When Sen. Baker ran for re-election in 1972, I recruited Fred to be the senator’s Middle Tennessee campaign manager.
In 1973, when Sen. Baker asked me to be minority counsel to the Watergate Committee, I suggested he ask Fred instead because as a former assistant United States Attorney he was much better equipped for the job.
When I lost the governor’s race in 1974, the Thompsons were one of two couples Honey and I invited to go to Florida with us to lick our wounds.
When I was sworn in early as governor in 1979, without even asking him, I announced that Fred Thompson would fly back to Nashville from Washington, D.C. to review more than 60 pardons and paroles that had allegedly been issued because someone had paid cash for them. I wanted the celebrated Watergate personality to help restore confidence in Tennessee’s system of justice.
In the spring of 2002 Fred telephoned to say that he would not run for re-election. So I sought and won the Senate seat that both he and Howard Baker had held. I have the same phone number today that both of them had.

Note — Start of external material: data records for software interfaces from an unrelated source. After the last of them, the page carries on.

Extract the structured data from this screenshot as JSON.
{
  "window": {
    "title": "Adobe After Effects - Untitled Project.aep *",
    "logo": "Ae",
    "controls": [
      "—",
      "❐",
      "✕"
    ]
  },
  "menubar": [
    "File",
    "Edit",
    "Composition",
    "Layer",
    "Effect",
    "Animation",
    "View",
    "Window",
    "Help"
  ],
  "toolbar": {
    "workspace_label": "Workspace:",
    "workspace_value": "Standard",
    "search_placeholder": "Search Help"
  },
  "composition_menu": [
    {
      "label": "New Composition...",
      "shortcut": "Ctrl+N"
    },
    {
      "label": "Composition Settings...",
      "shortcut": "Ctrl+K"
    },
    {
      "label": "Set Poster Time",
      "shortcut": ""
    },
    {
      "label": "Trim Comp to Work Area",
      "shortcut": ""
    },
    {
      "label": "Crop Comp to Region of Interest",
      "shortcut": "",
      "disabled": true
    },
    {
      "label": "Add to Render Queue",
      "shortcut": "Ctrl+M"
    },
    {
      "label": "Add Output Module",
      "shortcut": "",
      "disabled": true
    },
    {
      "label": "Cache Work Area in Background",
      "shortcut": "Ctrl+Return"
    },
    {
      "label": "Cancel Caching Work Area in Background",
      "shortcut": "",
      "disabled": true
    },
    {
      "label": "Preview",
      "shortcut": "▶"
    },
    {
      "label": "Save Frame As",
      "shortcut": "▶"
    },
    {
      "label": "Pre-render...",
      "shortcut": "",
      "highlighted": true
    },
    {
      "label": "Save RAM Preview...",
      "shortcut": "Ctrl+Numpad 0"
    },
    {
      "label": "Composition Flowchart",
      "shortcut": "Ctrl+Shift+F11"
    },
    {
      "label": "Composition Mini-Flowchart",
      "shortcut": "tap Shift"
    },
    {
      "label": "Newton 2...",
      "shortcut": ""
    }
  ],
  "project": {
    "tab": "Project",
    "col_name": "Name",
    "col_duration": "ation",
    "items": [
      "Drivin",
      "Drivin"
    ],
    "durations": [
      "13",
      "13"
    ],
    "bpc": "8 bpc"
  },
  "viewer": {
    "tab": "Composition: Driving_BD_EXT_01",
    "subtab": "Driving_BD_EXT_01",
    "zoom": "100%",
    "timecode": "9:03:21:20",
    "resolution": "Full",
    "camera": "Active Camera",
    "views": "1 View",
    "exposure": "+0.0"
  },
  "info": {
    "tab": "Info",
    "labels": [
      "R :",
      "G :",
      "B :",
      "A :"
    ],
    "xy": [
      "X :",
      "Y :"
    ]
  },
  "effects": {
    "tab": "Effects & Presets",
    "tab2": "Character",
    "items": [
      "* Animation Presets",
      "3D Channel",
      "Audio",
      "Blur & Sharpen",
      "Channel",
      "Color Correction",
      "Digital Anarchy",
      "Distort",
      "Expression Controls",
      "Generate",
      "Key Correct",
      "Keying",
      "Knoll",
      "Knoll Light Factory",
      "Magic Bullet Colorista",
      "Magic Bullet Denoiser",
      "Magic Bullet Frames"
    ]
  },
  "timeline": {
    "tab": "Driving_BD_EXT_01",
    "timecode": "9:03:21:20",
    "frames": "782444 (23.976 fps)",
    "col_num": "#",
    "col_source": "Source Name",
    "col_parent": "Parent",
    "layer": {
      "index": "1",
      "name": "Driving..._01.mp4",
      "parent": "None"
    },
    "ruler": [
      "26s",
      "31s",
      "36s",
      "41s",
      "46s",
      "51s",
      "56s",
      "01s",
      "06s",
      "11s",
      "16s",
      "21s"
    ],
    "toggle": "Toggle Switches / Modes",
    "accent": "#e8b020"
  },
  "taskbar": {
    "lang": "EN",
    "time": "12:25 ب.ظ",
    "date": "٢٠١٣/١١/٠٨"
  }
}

During my general election campaign in 2002, an opponent said, “Fred and Lamar are both in Howard Baker’s stable.”
Fred replied, “Stable hell, we’re in the same stall.”
Several times I got a dose of Fred Thompson’s magic during those humbling experiences when I asked him to campaign with me.
Campaigning with Fred Thompson was a little like going to Dollywood with Dolly Parton. You can be sure no one is there to see you.
We have a tradition of scratching our names in the drawers of the desks we occupy here on the Senate floor. When I arrived in 2003, I searched high and low until I found what I wanted: a desk occupied by two predecessors in this Senate seat, my friend Fred Thompson and our mentor Howard Baker.
During one of those late-night Senate sessions a few years ago I scratched my name after theirs. I am proud that it will remain there as long as this desk does: Baker/Thompson/Alexander
Tennesseans and our country have been fortunate that public service attracted Fred Dalton Thompson. We will miss his common sense, his conservative principles and his big, booming voice.
We have lost one of our most able and attractive public servants, and my wife Honey and I have lost a dear friend.